= Task =
In this material, which lines include the string "title"? Show them.

= Dataset records =

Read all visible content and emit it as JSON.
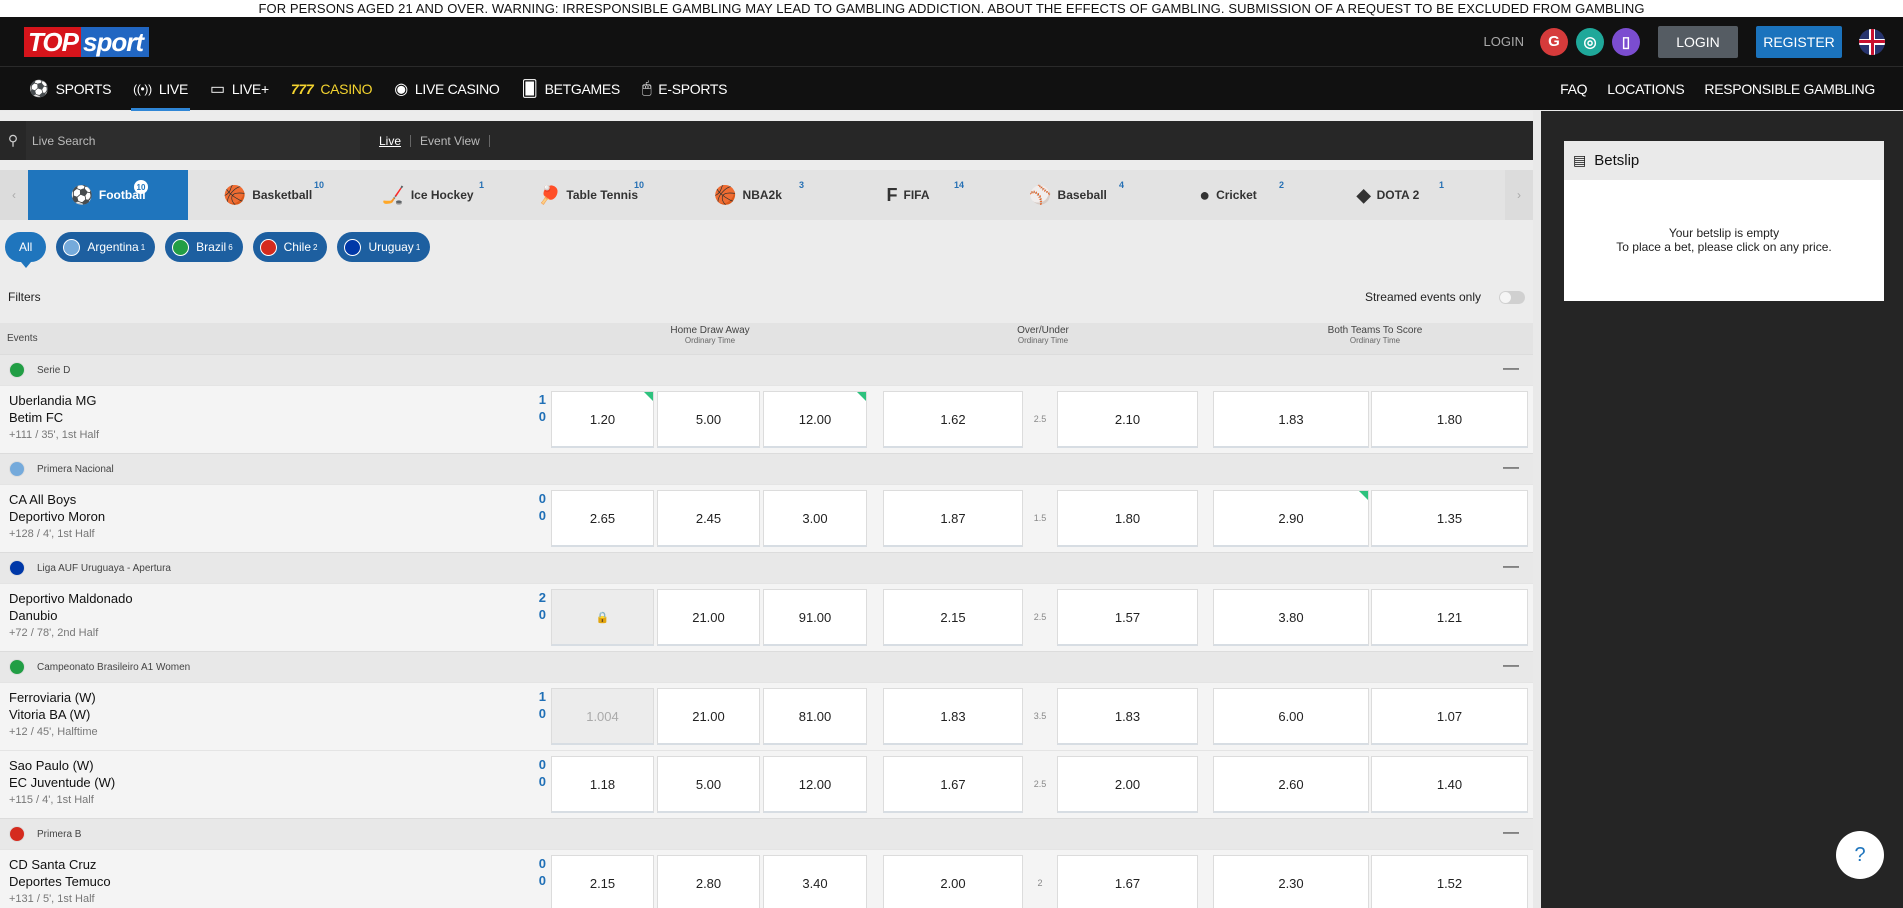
{
  "warning": "FOR PERSONS AGED 21 AND OVER. WARNING: IRRESPONSIBLE GAMBLING MAY LEAD TO GAMBLING ADDICTION. ABOUT THE EFFECTS OF GAMBLING. SUBMISSION OF A REQUEST TO BE EXCLUDED FROM GAMBLING",
  "logo": {
    "part1": "TOP",
    "part2": "sport"
  },
  "header": {
    "login_link": "LOGIN",
    "login_button": "LOGIN",
    "register_button": "REGISTER",
    "social": [
      {
        "icon": "google-icon",
        "glyph": "G",
        "color": "#d63b3b"
      },
      {
        "icon": "openid-icon",
        "glyph": "◎",
        "color": "#1fa89a"
      },
      {
        "icon": "phone-icon",
        "glyph": "▯",
        "color": "#7b4dd0"
      }
    ]
  },
  "nav": {
    "items": [
      {
        "label": "SPORTS",
        "icon": "⚽",
        "name": "sports"
      },
      {
        "label": "LIVE",
        "icon": "((•))",
        "name": "live"
      },
      {
        "label": "LIVE+",
        "icon": "▭",
        "name": "live-plus"
      },
      {
        "label": "CASINO",
        "icon": "777",
        "name": "casino"
      },
      {
        "label": "LIVE CASINO",
        "icon": "◉",
        "name": "live-casino"
      },
      {
        "label": "BETGAMES",
        "icon": "🂠",
        "name": "betgames"
      },
      {
        "label": "E-SPORTS",
        "icon": "🖱",
        "name": "e-sports"
      }
    ],
    "right": [
      "FAQ",
      "LOCATIONS",
      "RESPONSIBLE GAMBLING"
    ]
  },
  "search": {
    "placeholder": "Live Search",
    "tabs": [
      "Live",
      "Event View"
    ]
  },
  "sports": [
    {
      "label": "Football",
      "count": "10",
      "icon": "⚽"
    },
    {
      "label": "Basketball",
      "count": "10",
      "icon": "🏀"
    },
    {
      "label": "Ice Hockey",
      "count": "1",
      "icon": "🏒"
    },
    {
      "label": "Table Tennis",
      "count": "10",
      "icon": "🏓"
    },
    {
      "label": "NBA2k",
      "count": "3",
      "icon": "🏀"
    },
    {
      "label": "FIFA",
      "count": "14",
      "icon": "F"
    },
    {
      "label": "Baseball",
      "count": "4",
      "icon": "⚾"
    },
    {
      "label": "Cricket",
      "count": "2",
      "icon": "●"
    },
    {
      "label": "DOTA 2",
      "count": "1",
      "icon": "◆"
    }
  ],
  "countries": [
    {
      "label": "All",
      "count": ""
    },
    {
      "label": "Argentina",
      "count": "1",
      "color": "#75aadb"
    },
    {
      "label": "Brazil",
      "count": "6",
      "color": "#229e45"
    },
    {
      "label": "Chile",
      "count": "2",
      "color": "#d52b1e"
    },
    {
      "label": "Uruguay",
      "count": "1",
      "color": "#0038a8"
    }
  ],
  "filters": {
    "label": "Filters",
    "streamed": "Streamed events only"
  },
  "columns": {
    "events": "Events",
    "groups": [
      {
        "title": "Home Draw Away",
        "sub": "Ordinary Time"
      },
      {
        "title": "Over/Under",
        "sub": "Ordinary Time"
      },
      {
        "title": "Both Teams To Score",
        "sub": "Ordinary Time"
      }
    ]
  },
  "events": [
    {
      "type": "league",
      "name": "Serie D",
      "flag": "#229e45"
    },
    {
      "type": "match",
      "home": "Uberlandia MG",
      "away": "Betim FC",
      "meta": "+111 / 35', 1st Half",
      "score_home": "1",
      "score_away": "0",
      "odds": [
        "1.20",
        "5.00",
        "12.00",
        "1.62",
        "2.10",
        "1.83",
        "1.80"
      ],
      "line": "2.5",
      "up": [
        0,
        2
      ],
      "locked": [],
      "disabled": []
    },
    {
      "type": "league",
      "name": "Primera Nacional",
      "flag": "#75aadb"
    },
    {
      "type": "match",
      "home": "CA All Boys",
      "away": "Deportivo Moron",
      "meta": "+128 / 4', 1st Half",
      "score_home": "0",
      "score_away": "0",
      "odds": [
        "2.65",
        "2.45",
        "3.00",
        "1.87",
        "1.80",
        "2.90",
        "1.35"
      ],
      "line": "1.5",
      "up": [
        5
      ],
      "locked": [],
      "disabled": []
    },
    {
      "type": "league",
      "name": "Liga AUF Uruguaya - Apertura",
      "flag": "#0038a8"
    },
    {
      "type": "match",
      "home": "Deportivo Maldonado",
      "away": "Danubio",
      "meta": "+72 / 78', 2nd Half",
      "score_home": "2",
      "score_away": "0",
      "odds": [
        "",
        "21.00",
        "91.00",
        "2.15",
        "1.57",
        "3.80",
        "1.21"
      ],
      "line": "2.5",
      "up": [],
      "locked": [
        0
      ],
      "disabled": []
    },
    {
      "type": "league",
      "name": "Campeonato Brasileiro A1 Women",
      "flag": "#229e45"
    },
    {
      "type": "match",
      "home": "Ferroviaria (W)",
      "away": "Vitoria BA (W)",
      "meta": "+12 / 45', Halftime",
      "score_home": "1",
      "score_away": "0",
      "odds": [
        "1.004",
        "21.00",
        "81.00",
        "1.83",
        "1.83",
        "6.00",
        "1.07"
      ],
      "line": "3.5",
      "up": [],
      "locked": [],
      "disabled": [
        0
      ]
    },
    {
      "type": "match",
      "home": "Sao Paulo (W)",
      "away": "EC Juventude (W)",
      "meta": "+115 / 4', 1st Half",
      "score_home": "0",
      "score_away": "0",
      "odds": [
        "1.18",
        "5.00",
        "12.00",
        "1.67",
        "2.00",
        "2.60",
        "1.40"
      ],
      "line": "2.5",
      "up": [],
      "locked": [],
      "disabled": []
    },
    {
      "type": "league",
      "name": "Primera B",
      "flag": "#d52b1e"
    },
    {
      "type": "match",
      "home": "CD Santa Cruz",
      "away": "Deportes Temuco",
      "meta": "+131 / 5', 1st Half",
      "score_home": "0",
      "score_away": "0",
      "odds": [
        "2.15",
        "2.80",
        "3.40",
        "2.00",
        "1.67",
        "2.30",
        "1.52"
      ],
      "line": "2",
      "up": [],
      "locked": [],
      "disabled": []
    }
  ],
  "betslip": {
    "title": "Betslip",
    "line1": "Your betslip is empty",
    "line2": "To place a bet, please click on any price."
  }
}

= Your response =
        "title": "Home Draw Away",
        "title": "Over/Under",
        "title": "Both Teams To Score",
    "title": "Betslip",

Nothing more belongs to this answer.